This brings us to NOW.  Depths of winter.  Too often, it is 20 below zero. The mind starts rattling.  I want to get away from it all.  My home morning practice has become paramount to my sanity.  I start looking into 500 hour yoga teacher training programs,  feeling called to learn & evolve.  My teacher is already in the thick of her training. I research other programs and eventually settle on Gary Kraftsow’s in California.  In talks with the student advisor, she kindly offers the possibility of work study.  I am pumped; I am filling out applications;  I am … CRYING EVERY DAY.  

Finally, after weeks of turmoil,  I reach out to Dona (student advisor) and Tracy who had given her blessing for further study.  I say that I must devote myself to music and give it the focus it deserves.  In healing words, they offered me two great gifts:  Time and the root of yoga: Union. 

Tracy: “Mary, you have a very long life ahead of you and nothing is in your way from doing the training when the TIMING IS RIGHT.”  Dona: “You are STILL DOING YOGA as you share this gift from a place of great awareness.”  

With a blown mind,  I am off to practice the guitar … and simultaneously practice yoga.  

May you carry your yoga practice with you and find it – with great awareness – in all that you do.  


Come visit Whole Life Yoga in Seattle, and check out Tracy Weber’s author page for information about the Downward Dog Mysteries series.  MURDER STRIKES A POSE is available now from Amazon, Barnes and Noble, Whole Life Yoga, and other retailers!

Posted in Gratitude, Guest Writers, Teacher Training Graduate Stories | 3 Comments

Persevering Practice: It Isn’t Just Yoga

This week I had the honor of being a guest writer on Jungle Red Writers.

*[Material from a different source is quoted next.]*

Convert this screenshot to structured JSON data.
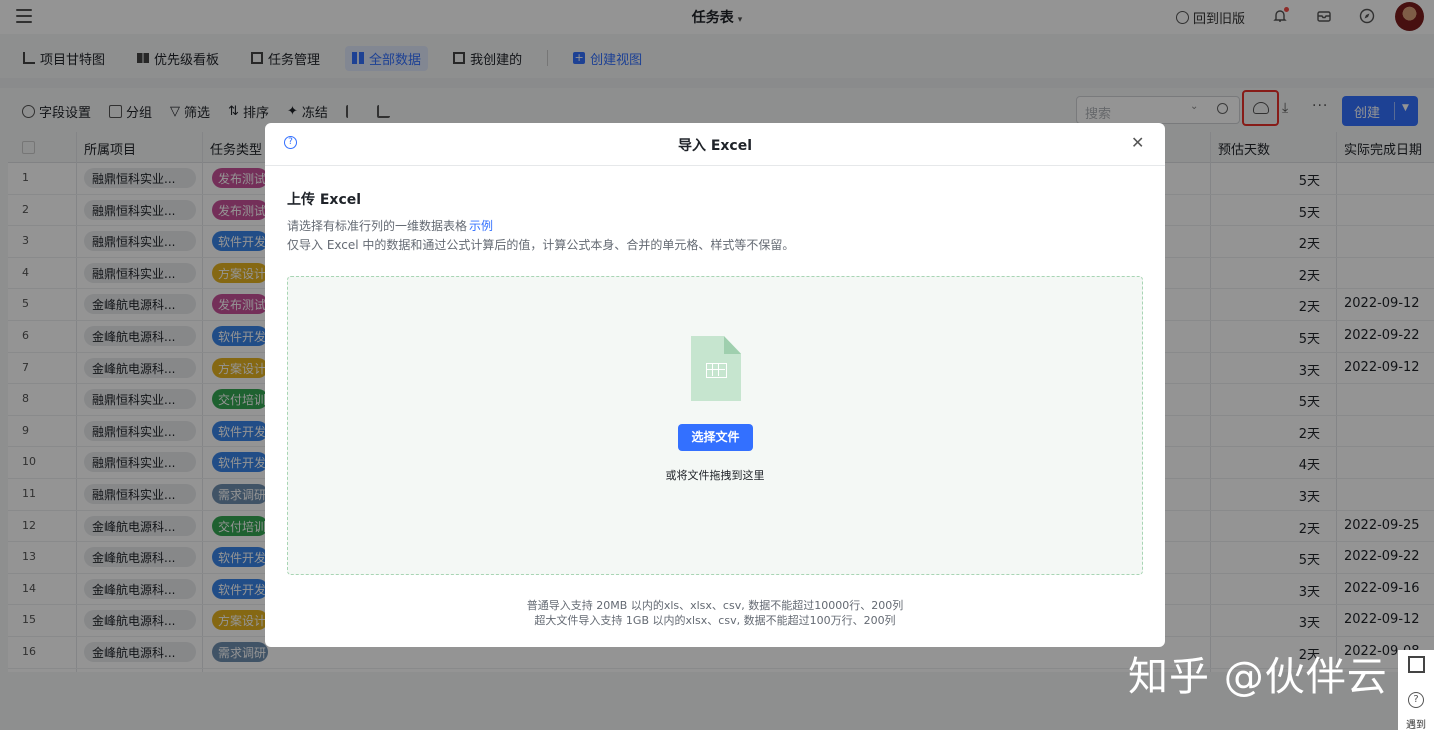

I chose to write about yoga and writing.  Whenever I combine those two words, two more come to mind: persevering practice.

But persevering practice doesn’t just apply to yoga. It applies to any activity done mindfully, over time, without interruption, with enthusiasm, and without attachment to results. When I wrote the article, I asked my yoga teacher training graduates to share some of their favorite non-yoga persevering practices. Here are four answers, along with the photos my students sent to illustrate them.

I’m sorry that the photos didn’t make Jungle Red (they primarily used their own stock photos), but I hope you will read the article. Please know how much I appreciate the support of each of my students, including these lovely four ladies.

Mary Bue, whose persevering practice is singing and songwriting. Mary is truly a talent, and I plan to post a guest post from her soon!

Marcie Leek, who uses knitting, both as a mindfulness practice and to connect with others.

Sharon Gillette, who hand raises chickens at her home in Issaquah. Attending to their needs takes daily effort and mindful dedication to their well-being.


Cheryle Rivers, whose love of gardening not only provides persevering practice, but also nurtures others.

Thank you, ladies, for providing these photos.

To each of you reading this article, whatever your own personal practice may be, persevere.


Tracy Weber

Posted in Gratitude, writing, Yoga Philosophy | Tagged , , , , , , , , | Leave a comment